Things are a little less straightforward for defined contribution pensions. Here BCEs occur when you buy an annuity, take a tax-free cash, move into drawdown or make a withdrawal from a pension that is not in drawdown (such as an Uncrystallised Funds Pension Lump Sum). For example, if you decided to use a pension worth £250,000 to purchase an annuity you will have used 25% of the lifetime allowance.
Valuing a defined benefit scheme is particularly complex and is generally carried out by a qualified actuary. But you can get a rough idea of the value of your defined benefit pension by multiplying the expected income payable by 20 and then adding any additional tax-free cash. For example a final salary pension that will pay £40,000 a year is worth approximately £800,000 (which equates to 80% of the lifetime allowance used).

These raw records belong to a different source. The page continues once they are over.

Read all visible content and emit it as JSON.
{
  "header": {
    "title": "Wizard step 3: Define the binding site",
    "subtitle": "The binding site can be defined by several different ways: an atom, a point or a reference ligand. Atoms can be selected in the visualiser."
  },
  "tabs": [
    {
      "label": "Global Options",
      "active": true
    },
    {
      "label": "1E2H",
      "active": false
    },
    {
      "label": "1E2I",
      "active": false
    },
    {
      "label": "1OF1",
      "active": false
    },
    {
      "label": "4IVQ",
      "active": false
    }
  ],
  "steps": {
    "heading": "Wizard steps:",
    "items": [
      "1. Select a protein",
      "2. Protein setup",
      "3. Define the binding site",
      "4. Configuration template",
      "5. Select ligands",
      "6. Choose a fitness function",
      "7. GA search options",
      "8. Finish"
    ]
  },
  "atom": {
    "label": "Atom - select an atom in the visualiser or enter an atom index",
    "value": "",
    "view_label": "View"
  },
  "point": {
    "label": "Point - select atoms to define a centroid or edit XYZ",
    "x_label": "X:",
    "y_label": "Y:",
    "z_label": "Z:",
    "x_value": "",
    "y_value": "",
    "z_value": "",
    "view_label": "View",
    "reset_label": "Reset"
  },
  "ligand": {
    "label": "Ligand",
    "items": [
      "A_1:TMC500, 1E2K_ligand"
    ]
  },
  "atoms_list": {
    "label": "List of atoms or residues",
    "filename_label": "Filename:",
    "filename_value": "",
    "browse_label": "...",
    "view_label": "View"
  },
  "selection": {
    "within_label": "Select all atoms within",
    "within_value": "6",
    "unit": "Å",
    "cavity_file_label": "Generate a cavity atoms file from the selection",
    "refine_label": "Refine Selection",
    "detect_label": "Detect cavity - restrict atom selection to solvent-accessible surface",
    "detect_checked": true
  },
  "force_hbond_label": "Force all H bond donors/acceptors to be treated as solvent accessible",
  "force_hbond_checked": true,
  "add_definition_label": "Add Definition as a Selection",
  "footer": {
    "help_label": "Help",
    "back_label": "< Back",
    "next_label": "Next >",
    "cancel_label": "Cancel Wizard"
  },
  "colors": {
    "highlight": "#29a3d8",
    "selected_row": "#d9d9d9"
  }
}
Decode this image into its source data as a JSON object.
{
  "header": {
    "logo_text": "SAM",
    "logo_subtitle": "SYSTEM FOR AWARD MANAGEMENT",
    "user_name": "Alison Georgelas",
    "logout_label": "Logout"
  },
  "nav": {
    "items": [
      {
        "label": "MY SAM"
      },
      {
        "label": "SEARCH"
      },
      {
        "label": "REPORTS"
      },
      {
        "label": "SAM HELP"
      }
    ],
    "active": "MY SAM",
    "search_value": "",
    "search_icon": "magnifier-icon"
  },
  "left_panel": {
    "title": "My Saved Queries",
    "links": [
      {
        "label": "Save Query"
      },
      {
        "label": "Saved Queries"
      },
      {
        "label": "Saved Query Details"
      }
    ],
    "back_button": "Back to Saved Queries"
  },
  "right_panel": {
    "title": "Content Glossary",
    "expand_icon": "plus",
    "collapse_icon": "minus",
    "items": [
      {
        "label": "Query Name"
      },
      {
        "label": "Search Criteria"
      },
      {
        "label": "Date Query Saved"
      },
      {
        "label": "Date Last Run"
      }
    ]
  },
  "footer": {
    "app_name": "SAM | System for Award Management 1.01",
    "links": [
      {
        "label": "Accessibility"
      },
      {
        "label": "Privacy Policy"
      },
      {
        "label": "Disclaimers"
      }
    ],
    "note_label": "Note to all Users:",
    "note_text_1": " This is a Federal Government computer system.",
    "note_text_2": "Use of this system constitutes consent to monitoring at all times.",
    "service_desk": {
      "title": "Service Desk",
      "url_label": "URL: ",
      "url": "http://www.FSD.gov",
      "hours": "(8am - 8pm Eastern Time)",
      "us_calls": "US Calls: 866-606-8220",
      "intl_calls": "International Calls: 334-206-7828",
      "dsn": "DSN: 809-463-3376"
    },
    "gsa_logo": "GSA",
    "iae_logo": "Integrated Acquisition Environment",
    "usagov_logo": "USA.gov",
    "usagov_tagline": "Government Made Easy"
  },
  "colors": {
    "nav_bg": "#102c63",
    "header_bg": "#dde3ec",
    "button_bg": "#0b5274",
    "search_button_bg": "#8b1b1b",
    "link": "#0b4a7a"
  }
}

Pension benefits already in payment before the pension lifetime allowance was first introduced in 2006 must also be taken into account.
Will you be caught out?
Most people’s pension savings won’t reach the pension lifetime allowance. However, depending on when and how you plan to take benefits, it’s not impossible to build a £1m pension. This is particularly true if you invest your pension savings effectively.
For example, let's assume that your achieving an annual investment growth of 4% after charges. A £320,000 pension today could be worth over £1m in 30 years’ time when you eventually take benefits. But remember all investments can go down in value as well as up. You could get back less than you invest.
Even those with relatively modest retirement savings could bust the new pension lifetime allowance.
It’s important to monitor how much you're putting into your pension fund and how well your investments are performing. If your pension savings are already close to, or over, £1m you are very likely to be affected.
You can take steps to protect your pension savings though.
How to protect your pension savings
If you think you might be affected, a number of options are available to help ‘protect’ your pension from the reduction in the lifetime allowance, and subsequent potential tax charge.
There are various types of protection which will secure an allowance greater than £1m:
Individual protection 2014. This allows you to set your allowance at the value of your pensions as of 5 April 2014, up to £1.5m, and continue to make contributions. Your pensions must have been worth at least £1.25m on 5 April 2014 to qualify. The deadline to apply is 5 April 2017.
Individual protection 2016. This fixes your allowance at the value of your pensions as of 5 April 2016, up to a maximum of £1.25m and allows you to continue to make contributions. To qualify your pensions must have been worth more than £1m as of 5 April 2016.
Fixed protection 2016. This fixes your allowance at £1.25m regardless of your pension value. To qualify there must have been no pension contributions made since 5 April 2016. Any future contributions will result in loss of protection.
Have you applied to protect your pension from the latest lifetime allowance changes?
There is currently no deadline for applying for the 2016 protections. However, if you need protection you should apply before taking benefits to avoid a lifetime allowance tax charge. We strongly suggest you seek personal financial advice from our specialist pensions team if your pension benefits are close to £1m, or likely to breach the lifetime allowance in the future